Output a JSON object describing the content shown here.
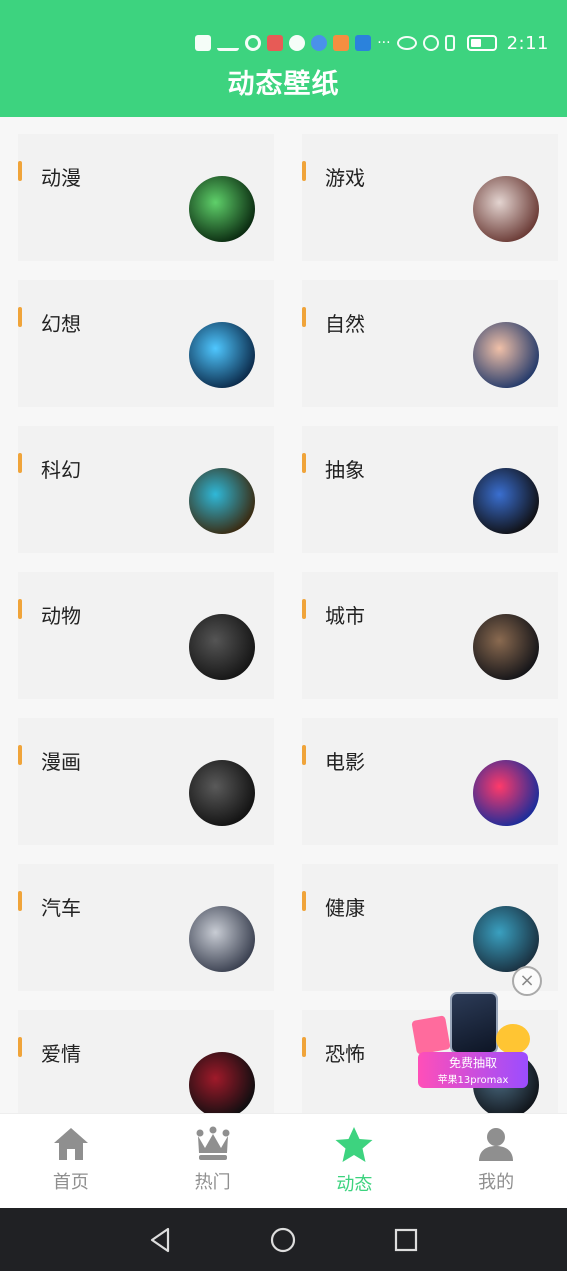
{
  "status": {
    "time": "2:11"
  },
  "header": {
    "title": "动态壁纸"
  },
  "categories": [
    {
      "label": "动漫",
      "colors": [
        "#5fd06a",
        "#0a2a10"
      ]
    },
    {
      "label": "游戏",
      "colors": [
        "#e3d4d0",
        "#6a3a35"
      ]
    },
    {
      "label": "幻想",
      "colors": [
        "#4fc7ff",
        "#0b2a4a"
      ]
    },
    {
      "label": "自然",
      "colors": [
        "#f0c0a8",
        "#243a6a"
      ]
    },
    {
      "label": "科幻",
      "colors": [
        "#2fb8d8",
        "#3a2a10"
      ]
    },
    {
      "label": "抽象",
      "colors": [
        "#3a6fd0",
        "#101014"
      ]
    },
    {
      "label": "动物",
      "colors": [
        "#555555",
        "#151515"
      ]
    },
    {
      "label": "城市",
      "colors": [
        "#8a6a50",
        "#141418"
      ]
    },
    {
      "label": "漫画",
      "colors": [
        "#5a5a5a",
        "#121212"
      ]
    },
    {
      "label": "电影",
      "colors": [
        "#ff3a6a",
        "#1a2c9a"
      ]
    },
    {
      "label": "汽车",
      "colors": [
        "#c8ccd4",
        "#3a4050"
      ]
    },
    {
      "label": "健康",
      "colors": [
        "#3aa0c0",
        "#1a3040"
      ]
    },
    {
      "label": "爱情",
      "colors": [
        "#a01a2a",
        "#0e0e10"
      ]
    },
    {
      "label": "恐怖",
      "colors": [
        "#4a6a80",
        "#10141a"
      ]
    }
  ],
  "ad": {
    "line1": "免费抽取",
    "line2": "苹果13promax",
    "close": "×"
  },
  "tabs": [
    {
      "label": "首页",
      "icon": "home-icon",
      "active": false
    },
    {
      "label": "热门",
      "icon": "crown-icon",
      "active": false
    },
    {
      "label": "动态",
      "icon": "star-icon",
      "active": true
    },
    {
      "label": "我的",
      "icon": "user-icon",
      "active": false
    }
  ],
  "colors": {
    "accent": "#3dd37f",
    "bar": "#f0a43a"
  }
}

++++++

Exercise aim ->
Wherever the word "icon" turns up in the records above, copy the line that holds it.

Written answer ->
      "icon": "home-icon",
      "icon": "crown-icon",
      "icon": "star-icon",
      "icon": "user-icon",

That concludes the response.